Exercise materials START
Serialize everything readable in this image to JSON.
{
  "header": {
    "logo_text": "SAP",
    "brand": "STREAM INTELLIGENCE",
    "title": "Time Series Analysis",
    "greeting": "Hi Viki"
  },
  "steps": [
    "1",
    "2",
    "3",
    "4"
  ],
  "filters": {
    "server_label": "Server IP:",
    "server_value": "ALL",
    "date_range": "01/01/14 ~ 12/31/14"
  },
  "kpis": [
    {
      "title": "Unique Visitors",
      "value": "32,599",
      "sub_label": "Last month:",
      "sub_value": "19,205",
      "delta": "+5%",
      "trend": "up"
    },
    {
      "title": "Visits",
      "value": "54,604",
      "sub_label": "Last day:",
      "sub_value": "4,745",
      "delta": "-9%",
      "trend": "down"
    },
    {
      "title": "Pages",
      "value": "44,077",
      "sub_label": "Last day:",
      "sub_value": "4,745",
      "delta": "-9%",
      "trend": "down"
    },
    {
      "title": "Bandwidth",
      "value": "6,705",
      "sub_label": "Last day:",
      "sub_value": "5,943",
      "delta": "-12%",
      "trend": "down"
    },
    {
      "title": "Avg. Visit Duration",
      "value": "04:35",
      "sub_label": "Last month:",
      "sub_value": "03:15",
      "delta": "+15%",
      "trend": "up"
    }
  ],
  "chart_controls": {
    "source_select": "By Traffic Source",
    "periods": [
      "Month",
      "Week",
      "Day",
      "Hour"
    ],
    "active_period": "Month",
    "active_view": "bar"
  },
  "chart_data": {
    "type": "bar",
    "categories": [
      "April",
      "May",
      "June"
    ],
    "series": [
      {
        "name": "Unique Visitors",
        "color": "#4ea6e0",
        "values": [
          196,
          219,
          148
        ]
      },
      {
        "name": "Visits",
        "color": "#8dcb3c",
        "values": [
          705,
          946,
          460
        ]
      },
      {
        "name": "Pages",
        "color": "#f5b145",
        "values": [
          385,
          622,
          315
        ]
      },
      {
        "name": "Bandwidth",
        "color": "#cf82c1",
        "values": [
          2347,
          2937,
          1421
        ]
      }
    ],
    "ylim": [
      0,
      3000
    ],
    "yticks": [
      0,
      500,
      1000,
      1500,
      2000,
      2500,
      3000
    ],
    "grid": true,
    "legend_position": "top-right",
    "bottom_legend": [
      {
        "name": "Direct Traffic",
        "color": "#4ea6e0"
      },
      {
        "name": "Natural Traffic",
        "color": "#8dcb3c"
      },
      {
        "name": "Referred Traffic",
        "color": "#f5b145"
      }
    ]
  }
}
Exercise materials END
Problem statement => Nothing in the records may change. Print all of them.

Written solution =>
Serialize everything readable in this image to JSON.
{
  "header": {
    "logo_text": "SAP",
    "brand": "STREAM INTELLIGENCE",
    "title": "Time Series Analysis",
    "greeting": "Hi Viki"
  },
  "steps": [
    "1",
    "2",
    "3",
    "4"
  ],
  "filters": {
    "server_label": "Server IP:",
    "server_value": "ALL",
    "date_range": "01/01/14 ~ 12/31/14"
  },
  "kpis": [
    {
      "title": "Unique Visitors",
      "value": "32,599",
      "sub_label": "Last month:",
      "sub_value": "19,205",
      "delta": "+5%",
      "trend": "up"
    },
    {
      "title": "Visits",
      "value": "54,604",
      "sub_label": "Last day:",
      "sub_value": "4,745",
      "delta": "-9%",
      "trend": "down"
    },
    {
      "title": "Pages",
      "value": "44,077",
      "sub_label": "Last day:",
      "sub_value": "4,745",
      "delta": "-9%",
      "trend": "down"
    },
    {
      "title": "Bandwidth",
      "value": "6,705",
      "sub_label": "Last day:",
      "sub_value": "5,943",
      "delta": "-12%",
      "trend": "down"
    },
    {
      "title": "Avg. Visit Duration",
      "value": "04:35",
      "sub_label": "Last month:",
      "sub_value": "03:15",
      "delta": "+15%",
      "trend": "up"
    }
  ],
  "chart_controls": {
    "source_select": "By Traffic Source",
    "periods": [
      "Month",
      "Week",
      "Day",
      "Hour"
    ],
    "active_period": "Month",
    "active_view": "bar"
  },
  "chart_data": {
    "type": "bar",
    "categories": [
      "April",
      "May",
      "June"
    ],
    "series": [
      {
        "name": "Unique Visitors",
        "color": "#4ea6e0",
        "values": [
          196,
          219,
          148
        ]
      },
      {
        "name": "Visits",
        "color": "#8dcb3c",
        "values": [
          705,
          946,
          460
        ]
      },
      {
        "name": "Pages",
        "color": "#f5b145",
        "values": [
          385,
          622,
          315
        ]
      },
      {
        "name": "Bandwidth",
        "color": "#cf82c1",
        "values": [
          2347,
          2937,
          1421
        ]
      }
    ],
    "ylim": [
      0,
      3000
    ],
    "yticks": [
      0,
      500,
      1000,
      1500,
      2000,
      2500,
      3000
    ],
    "grid": true,
    "legend_position": "top-right",
    "bottom_legend": [
      {
        "name": "Direct Traffic",
        "color": "#4ea6e0"
      },
      {
        "name": "Natural Traffic",
        "color": "#8dcb3c"
      },
      {
        "name": "Referred Traffic",
        "color": "#f5b145"
      }
    ]
  }
}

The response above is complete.